EXTREMELY IMPORTANT. The reason for this is that Youtube wants to marry up viewers with their best content. If you ALWAYS play a certain game, then YouTube is going to be comfortable recommending your channel to anyone who wants that game. I ALWAYS play GTA V on Friday nights. It's expected in my channel. If I take it off, even for one night, the amount of surprised, confused, frustrated viewers in chat is astounding. Humans are creatures of habit. The better you can cultivate that, the better your channel will be. Try to think of your live channel as a TV show with a set schedule. If you’re bouncing all around with different time slots, how are viewers going to find you again? Make it easy for them!
8. Your sudden growth in such a small amount of time is something many people would love to be able to achieve. Are there any specific marketing strategies you took to using to gain some traction that you would be willing to share with us?
#1 would be to be genuinely interested in what you're doing as well as enjoy other Youtubers and other streamers. Be honest with yourself. Are you doing this because you enjoy it, or because you want to be rich and famous? Create friends in this industry so they are interested in your content and you’re interested in theirs. Being genuine simply works across the board. If your actions come from a place of honesty, viewers and others will recognize your brand as something of value. Never try to be someone else and never try to force anything you don’t naturally feel is right.

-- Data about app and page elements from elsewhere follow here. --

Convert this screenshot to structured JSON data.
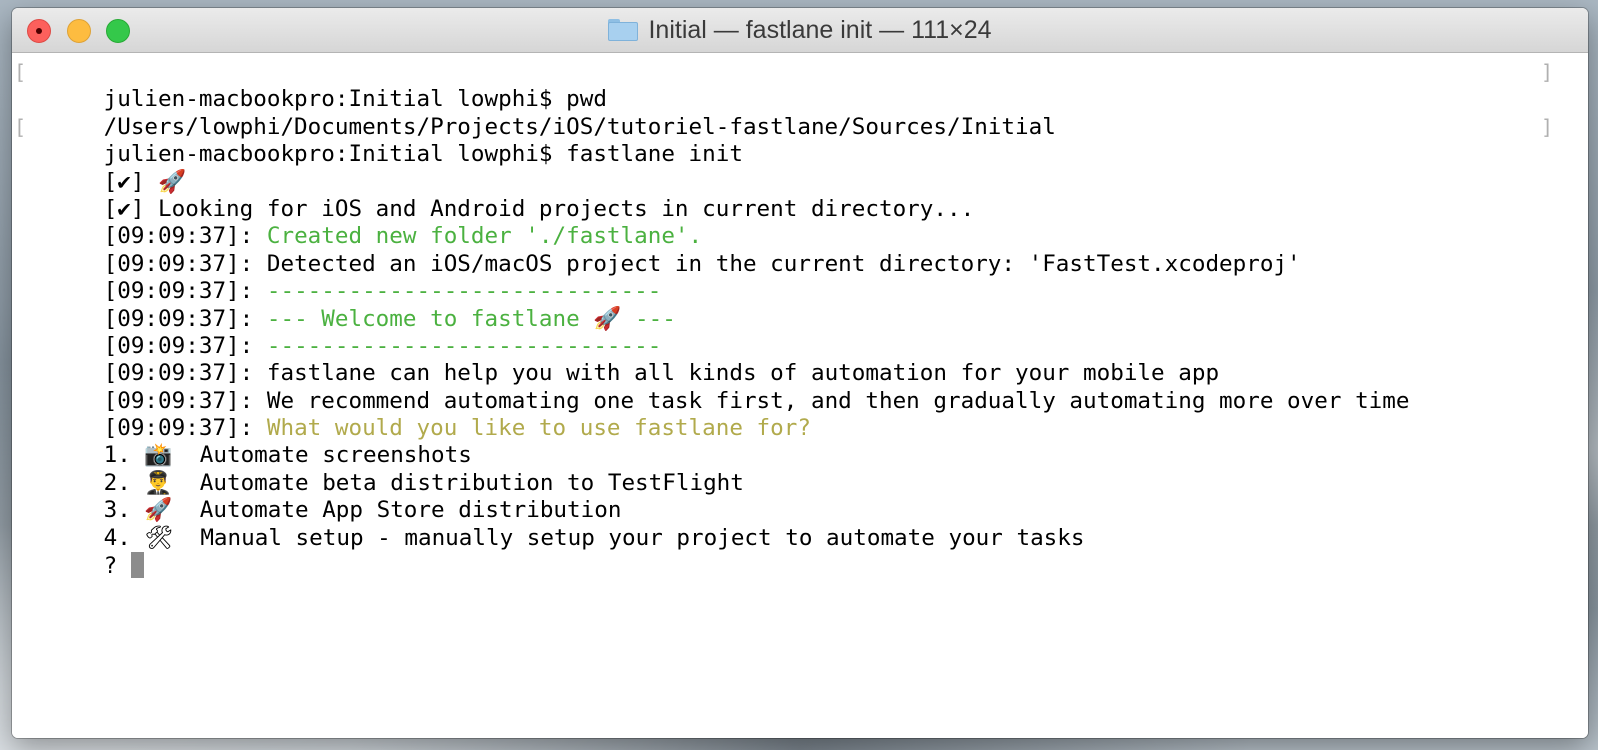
{
  "window": {
    "title": "Initial — fastlane init — 111×24",
    "title_icon": "folder-icon"
  },
  "colors": {
    "success_green": "#4bb140",
    "prompt_yellow": "#b1aa4c",
    "cursor_gray": "#8c8c8c"
  },
  "terminal": {
    "prompt_1": "julien-macbookpro:Initial lowphi$ pwd",
    "output_pwd": "/Users/lowphi/Documents/Projects/iOS/tutoriel-fastlane/Sources/Initial",
    "prompt_2": "julien-macbookpro:Initial lowphi$ fastlane init",
    "check_1": "[✔] 🚀",
    "check_2": "[✔] Looking for iOS and Android projects in current directory...",
    "ts": "[09:09:37]: ",
    "msg_created": "Created new folder './fastlane'.",
    "msg_detected": "Detected an iOS/macOS project in the current directory: 'FastTest.xcodeproj'",
    "msg_rule_1": "-----------------------------",
    "msg_welcome": "--- Welcome to fastlane 🚀 ---",
    "msg_rule_2": "-----------------------------",
    "msg_help": "fastlane can help you with all kinds of automation for your mobile app",
    "msg_recommend": "We recommend automating one task first, and then gradually automating more over time",
    "msg_question": "What would you like to use fastlane for?",
    "options": [
      "1. 📸  Automate screenshots",
      "2. 👨‍✈️  Automate beta distribution to TestFlight",
      "3. 🚀  Automate App Store distribution",
      "4. 🛠  Manual setup - manually setup your project to automate your tasks"
    ],
    "input_prompt": "? "
  }
}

Every time someone enters chat asking for tips, I say, “Do it for the love of games and streaming and never about the money.” I think too many creators enter into this seeing the million sub money generators of Markiplier or PewDiePie thinking THEY can do that, it looks easy. But if they are not coming from a place that's natural, they will burn out quickly. I started my channel without any thought of building a brand bigger then 500 subs. I was up late with my newborn son (2nd) and needed something to pass the time. I found gaming late night to be lots of fun and playing to viewers was like chilling with friends on a couch. I was so excited about 500 subs, I gave an Xbox One away! I had reached my biggest goal for YouTube. I feel I kept growing because my genuine love of the platform and love of entertaining naturally attracted viewers. Keep in mind, it's very hard work. Nothing is easy, but as a wise man once said: “Find something you love to do and you’ll never work a day in your life.”

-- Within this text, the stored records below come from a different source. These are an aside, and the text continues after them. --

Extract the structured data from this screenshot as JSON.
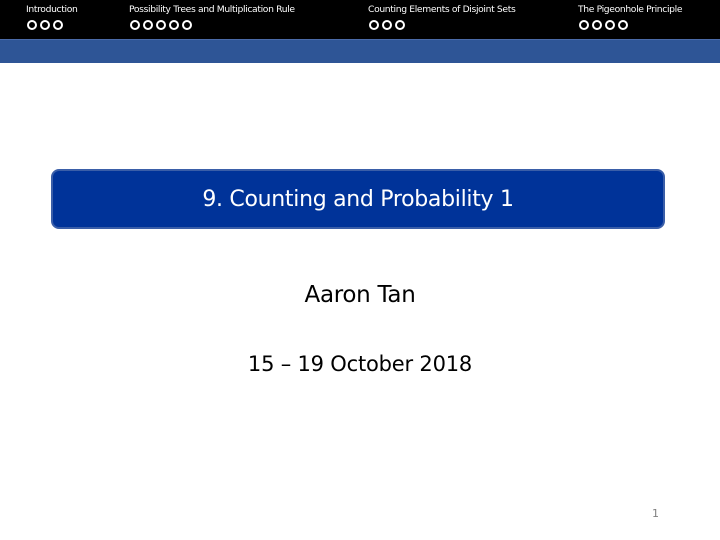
{
  "navigation": {
    "sections": [
      {
        "label": "Introduction",
        "slides": 3
      },
      {
        "label": "Possibility Trees and Multiplication Rule",
        "slides": 5
      },
      {
        "label": "Counting Elements of Disjoint Sets",
        "slides": 3
      },
      {
        "label": "The Pigeonhole Principle",
        "slides": 4
      }
    ]
  },
  "slide": {
    "title": "9. Counting and Probability 1",
    "author": "Aaron Tan",
    "date": "15 – 19 October 2018",
    "page_number": "1"
  },
  "colors": {
    "nav_background": "#000000",
    "accent_bar": "#2e5596",
    "title_box": "#003399",
    "title_box_border": "#3a5ea8",
    "page_number": "#808080"
  }
}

You can check out his YouTube channel, his Twitter page, and his beautiful head every night at 10 PM CST on YouTube Gaming.